Aris de GrootArticles, News, Sustainable heating

Demand-driven energy supply belongs to the past. Electrons, molecules and heat determine our direction within a future-proof infrastructure.

Why electrons, molecules and heat will have to cooperate

Energy storage and distribution are inextricably linked in an era of renewable energy. The former situation was one of demand-driven energy supply, which is still the order of the day in the Netherlands.

Of course demand varies, depending both on the time of day and the time of the year. Depending on the demand, the energy supply is raised or limited. In the future this will change and the olden days will be gone forever.

Thermohydraulic energy storage systems

Ecovats are thermohydraulic energy storage systems. Gigantic subterranean thermos flasks with accompanying heat collectors and heat generators, complete with hydraulic transport pipes and control software.

In times of wind and solar energy surpluses the water is heated, to be used for heating your house during cold periods. The water stays hot for at least six months and can be used for districts consisting of 500 houses and more.

The importance of a storage balance for the long and short term

In 2012, for a presentation called ‘Future Energy Scenario from the point of view of an Industrial player’ Siemens calculated the ratio between fast storage (= 200 times a year) and slow storage (seasonal storage = 2 to 2.5 times charging and discharging a year) for a 100% sustainable system.

To achieve this, a balance should be reached between these preconditions:

  • the Physical calculations
  • the Technical practicability
  • the Economic feasibility
talent voor transitie

To arrive at this, 3 axes should be taken into consideration:

  • x-axis: Infrastructure expansion. For transport of the three available energy sources Electrons – Molecules – Heat, based on the existing grids, the required peaking power plants, the storage volume (long and short) and smart control.
  • y-axis: Total of installed sustainable production capacity.
  • z- axis: The amount of unused renewable energy based on the installed capacity (curtailment).

100% sustainable energy system

An optimal storage configuration reduces backup system costs and carbon emissions. With an average electrical load of 13 GW in the Netherlands, the power generation with wind and sun should be overdimensioned with 264% and 462% respectively.

This comes down to a total of installed 35 GW wind and 60 GW sun PV capacity, eventually. The storage capacity required for this will be 33 TWh per year. For seasonal storage 2 cycles per year x 5.5 TWh = 11 TWh, and for fast storage 200 cycles per year x 110 GWh = 22 TWh.

Avoided system costs thanks to Ecovat

To be able to make an integral comparison, Ecovat was eager to know the avoided investments on a systemic level when using the Ecovat system. These avoided investments namely are currently not (yet) included as revenue in the business case.

Various reports have answered part of this question over the past years, but none of them have provided a complete answer. That is why Ecovat has asked Berenschot to quantify the system consequences.

Annual reduction between €97,000 and €167,000 a year

The impact of 66 PJ supplied heat via Ecovats for heating households connected to the energy system is between €380 million and €650 million each year.

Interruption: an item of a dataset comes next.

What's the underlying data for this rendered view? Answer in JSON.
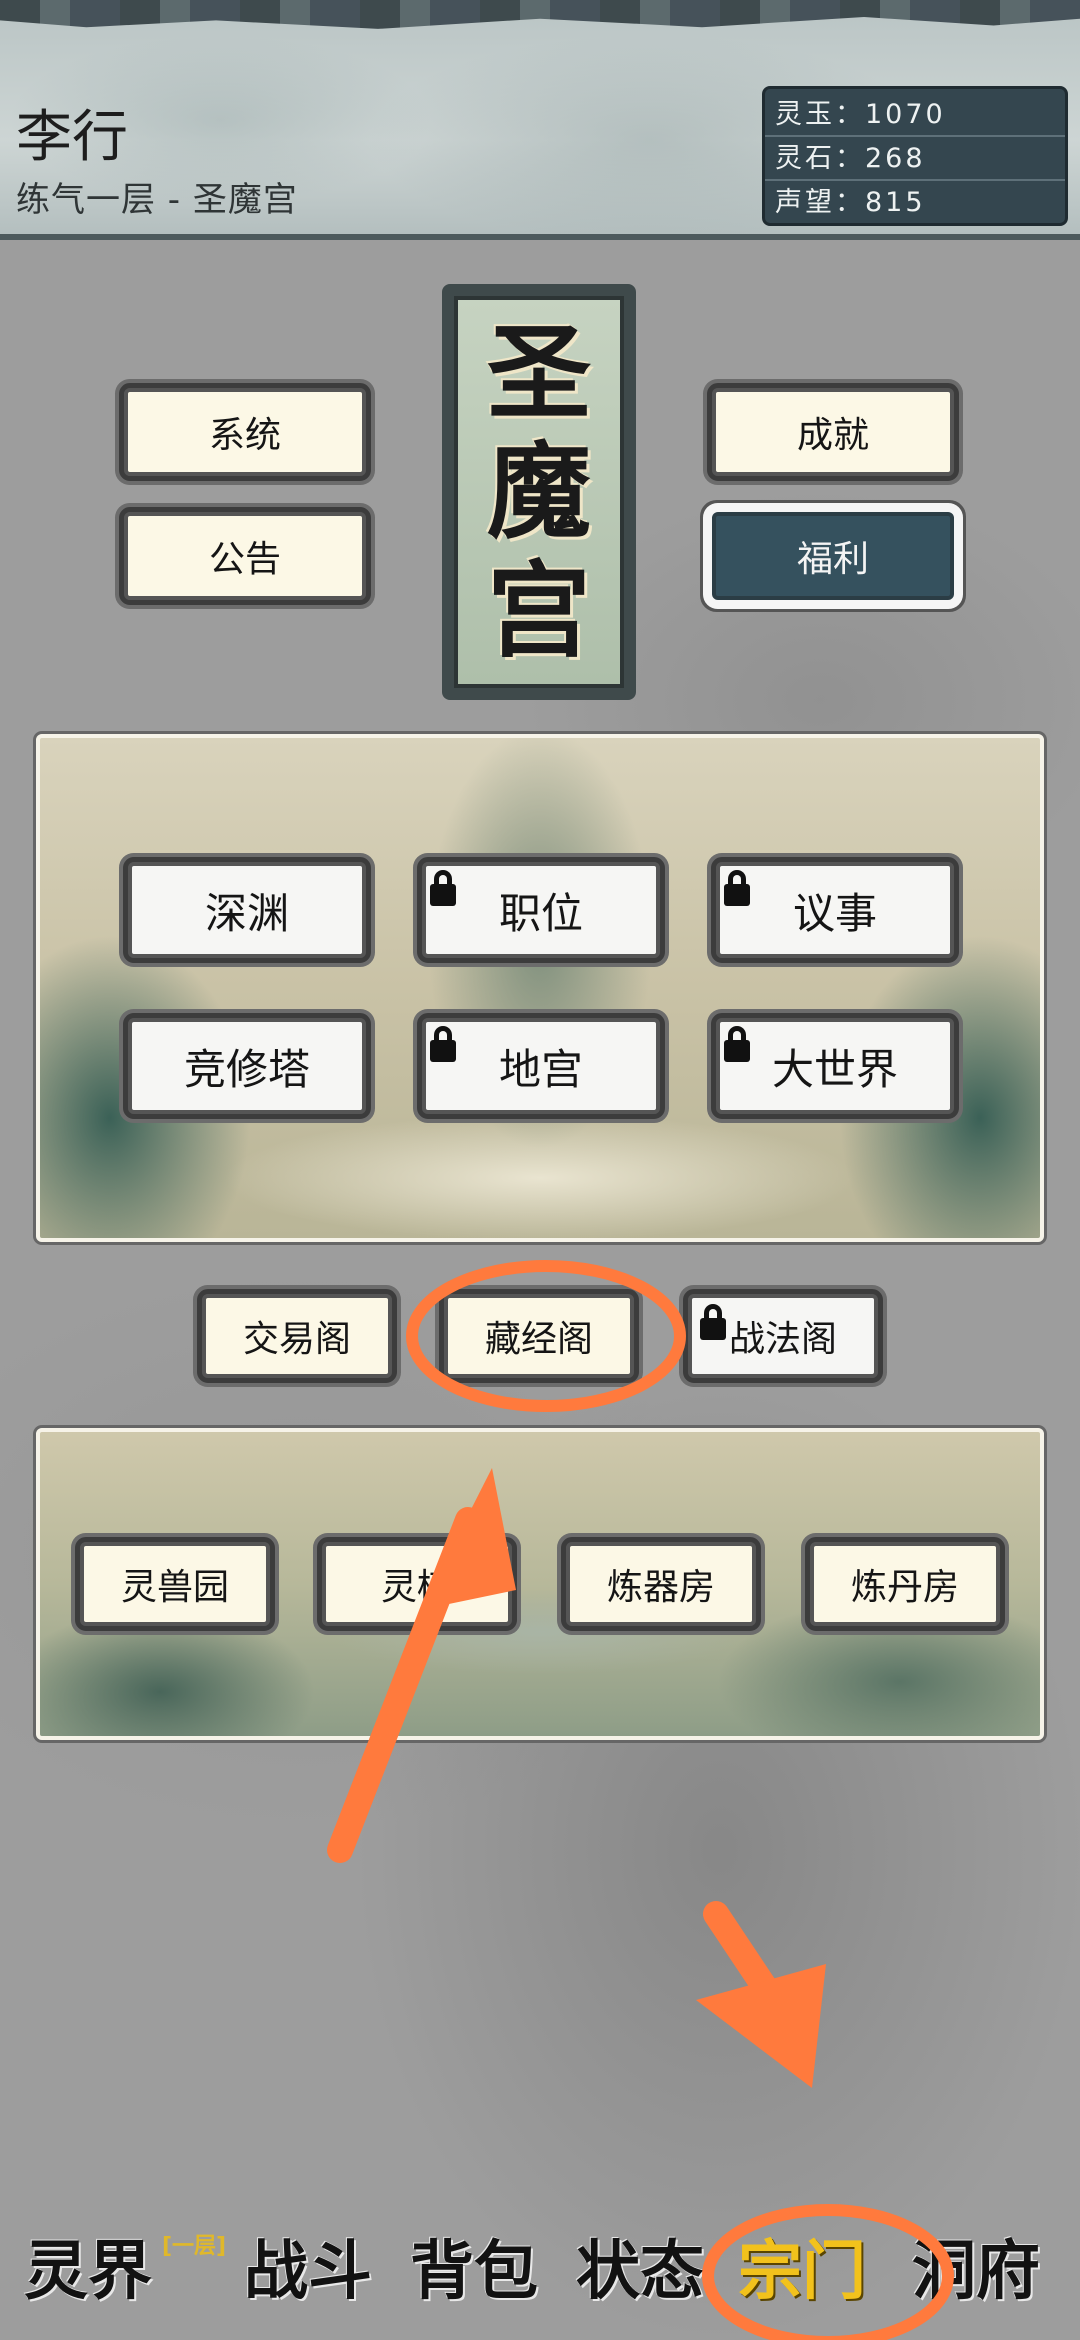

This amounts to an annual reduction of between €97,000 and €167,000 per Ecovat project of 17 TJ.

The reduction will increase as electrification grows, which causes the impact on the electricity grid to become larger. In the report you can find the estimated annual costs as well as the reduction translated into terms of capacity.